Page and application data records
==================================================
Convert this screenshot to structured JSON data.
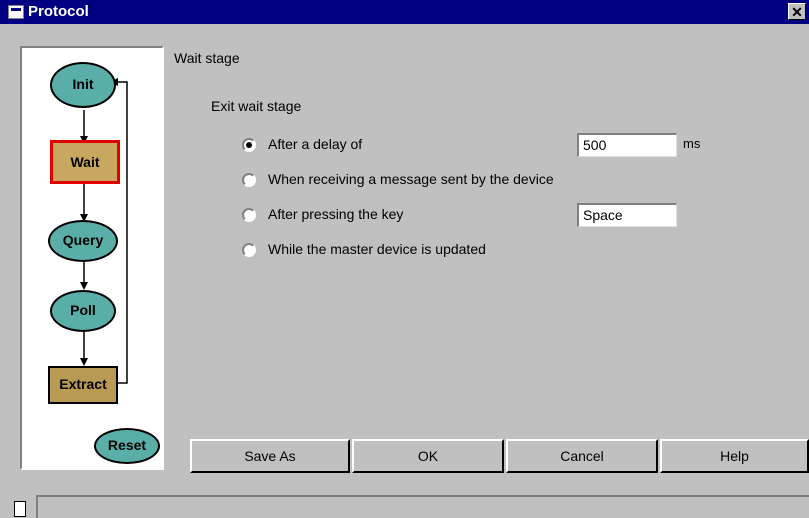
{
  "window": {
    "title": "Protocol",
    "close_symbol": "✕"
  },
  "flow": {
    "nodes": [
      {
        "label": "Init",
        "shape": "oval"
      },
      {
        "label": "Wait",
        "shape": "rect",
        "active": true
      },
      {
        "label": "Query",
        "shape": "oval"
      },
      {
        "label": "Poll",
        "shape": "oval"
      },
      {
        "label": "Extract",
        "shape": "rect"
      },
      {
        "label": "Reset",
        "shape": "oval"
      }
    ]
  },
  "stage": {
    "title": "Wait stage",
    "group_label": "Exit wait stage",
    "options": [
      {
        "label": "After a delay of",
        "checked": true
      },
      {
        "label": "When receiving a message sent by the device",
        "checked": false
      },
      {
        "label": "After pressing the key",
        "checked": false
      },
      {
        "label": "While the master device is updated",
        "checked": false
      }
    ],
    "delay_value": "500",
    "delay_unit": "ms",
    "key_value": "Space"
  },
  "buttons": {
    "save_as": "Save As",
    "ok": "OK",
    "cancel": "Cancel",
    "help": "Help"
  },
  "colors": {
    "titlebar": "#000080",
    "dialog": "#c0c0c0",
    "node_oval": "#5aaea8",
    "node_rect": "#b89a55",
    "active_border": "#e00000"
  }
}
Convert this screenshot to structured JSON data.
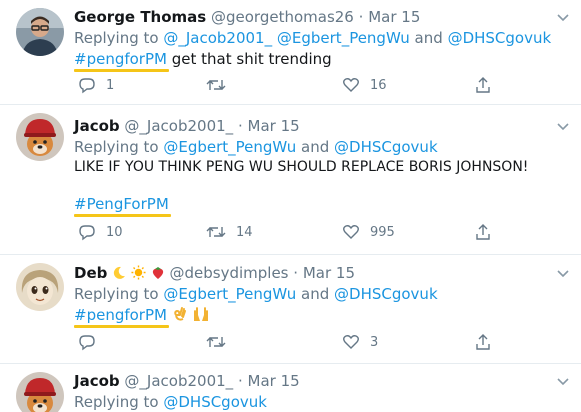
{
  "tweets": [
    {
      "name": "George Thomas",
      "handle": "@georgethomas26",
      "dot": "·",
      "date": "Mar 15",
      "replying_prefix": "Replying to",
      "mentions": [
        "@_Jacob2001_",
        "@Egbert_PengWu",
        "@DHSCgovuk"
      ],
      "conj": "and",
      "hashtag": "#pengforPM",
      "text": "get that shit trending",
      "replies": "1",
      "retweets": "",
      "likes": "16",
      "avatar_icon": "person-with-glasses-photo"
    },
    {
      "name": "Jacob",
      "handle": "@_Jacob2001_",
      "dot": "·",
      "date": "Mar 15",
      "replying_prefix": "Replying to",
      "mentions": [
        "@Egbert_PengWu",
        "@DHSCgovuk"
      ],
      "conj": "and",
      "text": "LIKE IF YOU THINK PENG WU SHOULD REPLACE BORIS JOHNSON!",
      "hashtag": "#PengForPM",
      "replies": "10",
      "retweets": "14",
      "likes": "995",
      "avatar_icon": "dog-in-hat-photo"
    },
    {
      "name": "Deb",
      "name_emoji": [
        "crescent-moon-icon",
        "sun-icon",
        "strawberry-icon"
      ],
      "handle": "@debsydimples",
      "dot": "·",
      "date": "Mar 15",
      "replying_prefix": "Replying to",
      "mentions": [
        "@Egbert_PengWu",
        "@DHSCgovuk"
      ],
      "conj": "and",
      "hashtag": "#pengforPM",
      "hashtag_emoji": [
        "ok-hand-icon",
        "raised-hands-icon"
      ],
      "replies": "",
      "retweets": "",
      "likes": "3",
      "avatar_icon": "cartoon-character-photo"
    },
    {
      "name": "Jacob",
      "handle": "@_Jacob2001_",
      "dot": "·",
      "date": "Mar 15",
      "replying_prefix": "Replying to",
      "mentions": [
        "@DHSCgovuk"
      ],
      "avatar_icon": "dog-in-hat-photo"
    }
  ],
  "colors": {
    "link": "#1b95e0",
    "secondary": "#657786",
    "highlight_underline": "#f5c518",
    "separator": "#e6ecf0"
  }
}
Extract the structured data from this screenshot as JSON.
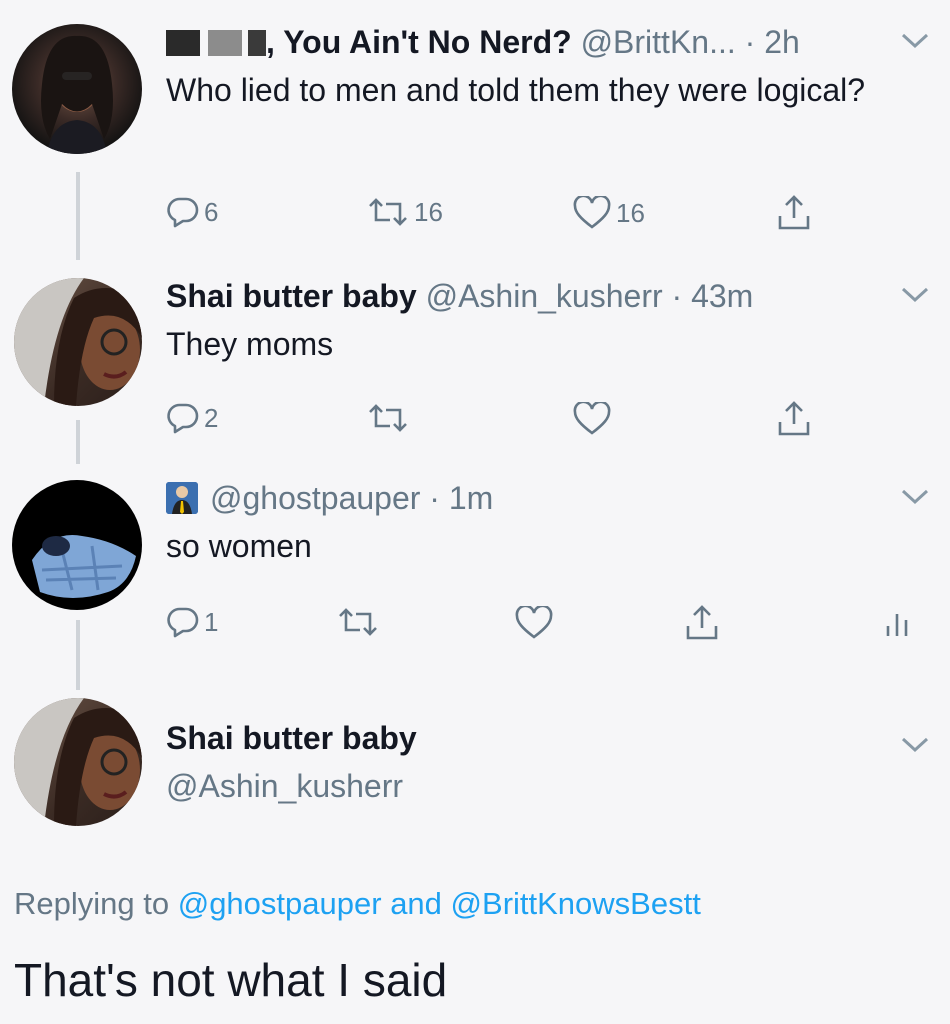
{
  "tweets": [
    {
      "display_name": ", You Ain't No Nerd?",
      "handle": "@BrittKn...",
      "time": "· 2h",
      "text": "Who lied to men and told them they were logical?",
      "replies": "6",
      "retweets": "16",
      "likes": "16"
    },
    {
      "display_name": "Shai butter baby",
      "handle": "@Ashin_kusherr",
      "time": "· 43m",
      "text": "They moms",
      "replies": "2",
      "retweets": "",
      "likes": ""
    },
    {
      "display_name": "",
      "handle": "@ghostpauper",
      "time": "· 1m",
      "text": "so women",
      "replies": "1",
      "retweets": "",
      "likes": ""
    }
  ],
  "focused": {
    "display_name": "Shai butter baby",
    "handle": "@Ashin_kusherr",
    "replying_prefix": "Replying to",
    "mention1": "@ghostpauper",
    "conjunction": "and",
    "mention2": "@BrittKnowsBestt",
    "text": "That's not what I said"
  },
  "colors": {
    "link": "#1da1f2",
    "secondary": "#657786",
    "primary": "#141823"
  },
  "icons": [
    "reply-icon",
    "retweet-icon",
    "like-icon",
    "share-icon",
    "analytics-icon",
    "chevron-down-icon"
  ]
}
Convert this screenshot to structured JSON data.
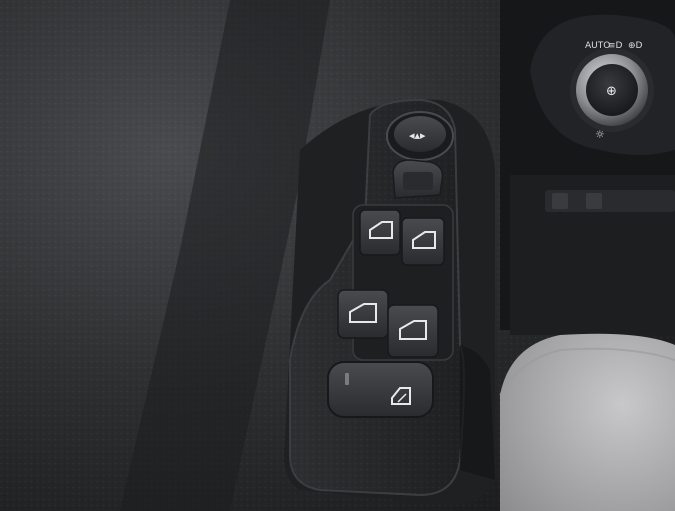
{
  "photo": {
    "subject": "driver door window control panel",
    "dial_labels": {
      "auto": "AUTO",
      "beam": "≡D",
      "fog": "⊕D"
    },
    "colors": {
      "door_trim": "#2a2b2d",
      "panel": "#262729",
      "switch": "#3a3b3e",
      "seat_fabric": "#b9b9bb",
      "dial_ring": "#9a9ca0"
    },
    "icons": [
      "mirror-joystick-icon",
      "window-up-down-icon",
      "child-lock-icon",
      "headlight-icon",
      "fog-light-icon",
      "sun-icon"
    ]
  }
}
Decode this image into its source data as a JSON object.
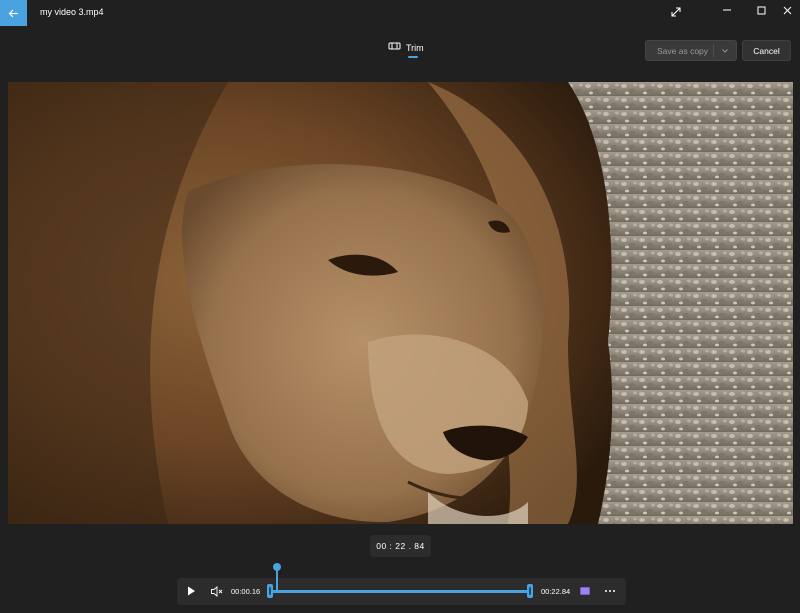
{
  "window": {
    "title": "my video 3.mp4"
  },
  "toolbar": {
    "trim_label": "Trim",
    "save_label": "Save as copy",
    "cancel_label": "Cancel"
  },
  "player": {
    "current_time": "00 : 22 . 84",
    "trim_start": "00:00.16",
    "trim_end": "00:22.84",
    "playhead_position_fraction": 0.03
  },
  "icons": {
    "back": "back-arrow-icon",
    "expand": "expand-icon",
    "trim": "trim-icon",
    "play": "play-icon",
    "mute": "volume-mute-icon",
    "clip": "clip-icon",
    "more": "more-icon"
  },
  "colors": {
    "accent": "#4aa3e0",
    "background": "#202020",
    "control_bg": "#2c2c2c"
  }
}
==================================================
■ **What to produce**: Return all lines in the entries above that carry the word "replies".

■ **Solution to the exercise**:
      "replies": "1",
      "replies": "10",
      "replies": "",
      "replies": "6",
      "replies": "2",
      "replies": "1",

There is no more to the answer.